Thursday 23 February 2017 12:53pm
Physiology’s “Sheard Lab” plays its part for the cause (from left) Ash Gillon, Associate Professor Phil Sheard, Navneet Lal and Kathrine Nielsen.
The Department of Physiology has once again raised significant funds for a charity close to its heart.
Last week the Department held its second annual South Island Cycle Challenge at the Wall Street Mall to raise funds for the Heart Foundation – New Zealand’s leading independent funder of heart research.
It saw about 40 teams from Otago departments and Dunedin businesses pedalling to clock up as many kilometres as possible in 10 minutes on an exercise bike. Those kilometres were then added to a map of New Zealand to try and “cycle” from Dunedin to Haast.

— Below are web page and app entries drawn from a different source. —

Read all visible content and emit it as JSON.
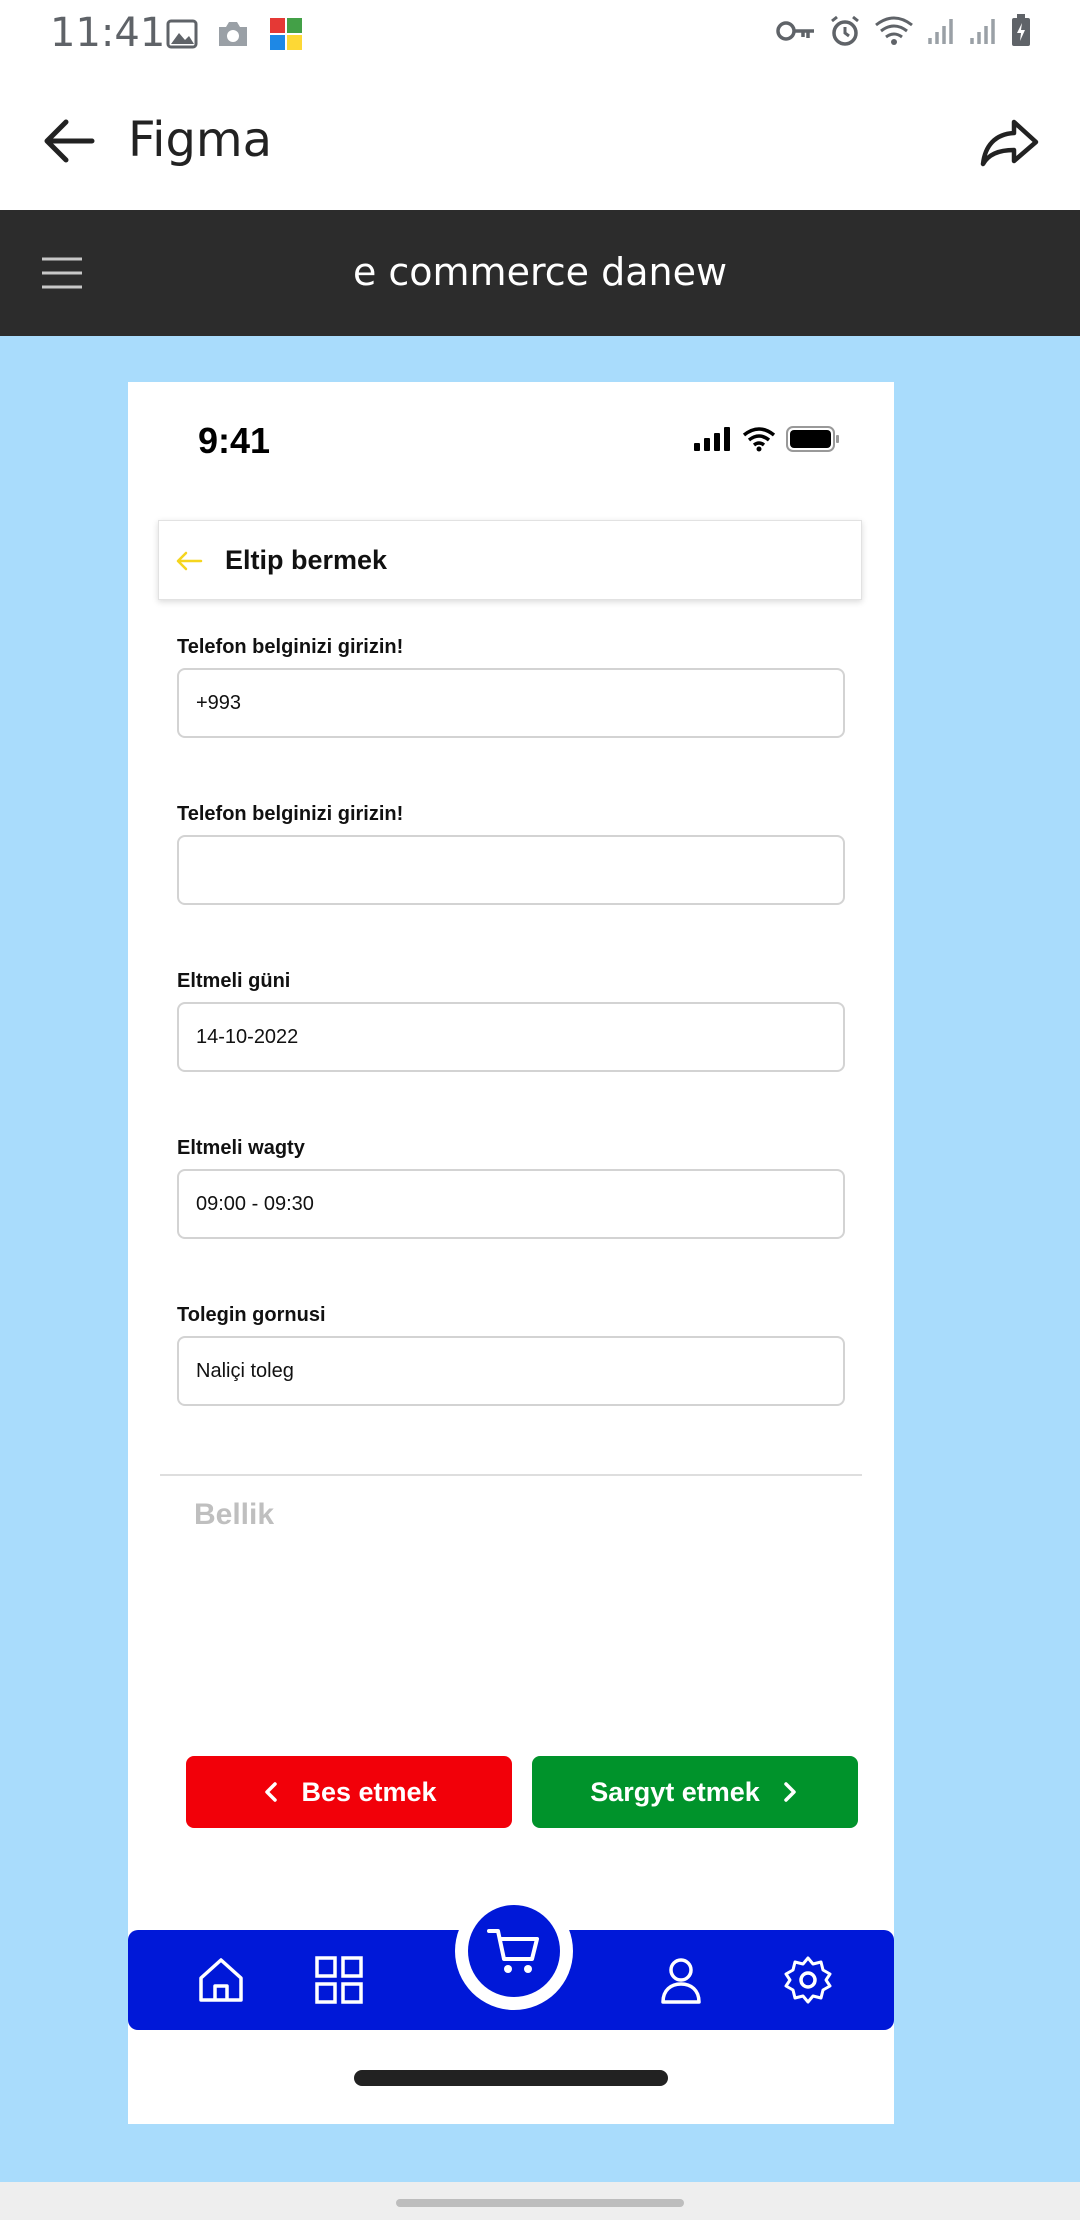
{
  "system_status": {
    "time": "11:41"
  },
  "app_bar": {
    "title": "Figma"
  },
  "prototype_bar": {
    "title": "e commerce danew"
  },
  "phone": {
    "status_time": "9:41",
    "header_title": "Eltip bermek",
    "accent_color": "#f5d51e",
    "fields": [
      {
        "label": "Telefon belginizi girizin!",
        "value": "+993"
      },
      {
        "label": "Telefon belginizi girizin!",
        "value": ""
      },
      {
        "label": "Eltmeli güni",
        "value": "14-10-2022"
      },
      {
        "label": "Eltmeli wagty",
        "value": "09:00 - 09:30"
      },
      {
        "label": "Tolegin gornusi",
        "value": "Naliçi toleg"
      }
    ],
    "note_placeholder": "Bellik",
    "buttons": {
      "cancel_label": "Bes etmek",
      "cancel_color": "#f20009",
      "order_label": "Sargyt etmek",
      "order_color": "#00932b"
    },
    "tabbar": {
      "color": "#0018d8",
      "items": [
        "home-icon",
        "grid-icon",
        "cart-icon",
        "user-icon",
        "settings-icon"
      ]
    }
  },
  "canvas_color": "#a9dcfc"
}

"It was also a great way to raise awareness of heart disease - having people doing exercise over the three hour period!"
One of the organisers, Physiology Departmental Administrator and PA to the Head of Department, Tracey Fleet says this year’s event was held to coincide with the Heart Foundation’s Annual Appeal day and was once again very popular.
“We have a good relationship with the Heart Foundation and our Department has been fortunate to gain a lot of funding from them over the years, so we were happy to help,” Mrs Fleet says. “It was also a great way to raise awareness of heart disease - having people doing exercise over the three hour period!”
In addition, Physiology PhD student Lorna Daniels attempted her own challenge – to do 1,000 burpees over the course of the event.
“It added a real buzz to the event, and she did it in just under three hours - an incredible achievement.”
Currently the event has raised around $2,500, with a final tally to be calculated in several weeks once all of the donations are in. If you would like to donate go to: https://give.everydayhero.com/nz/south-island-cycle-challenge-2017
About the Heart Foundation:
The Heart Foundation has invested more than $55 million into research and cardiology training since 1970, with the Department of Physiology having many researchers who have been recipients of this funding.
Heart Disease is New Zealand’s biggest killer, responsible for the deaths of more than 6000 Kiwis every year. New Zealand women are 4.6 times more likely to die from heart disease than breast cancer.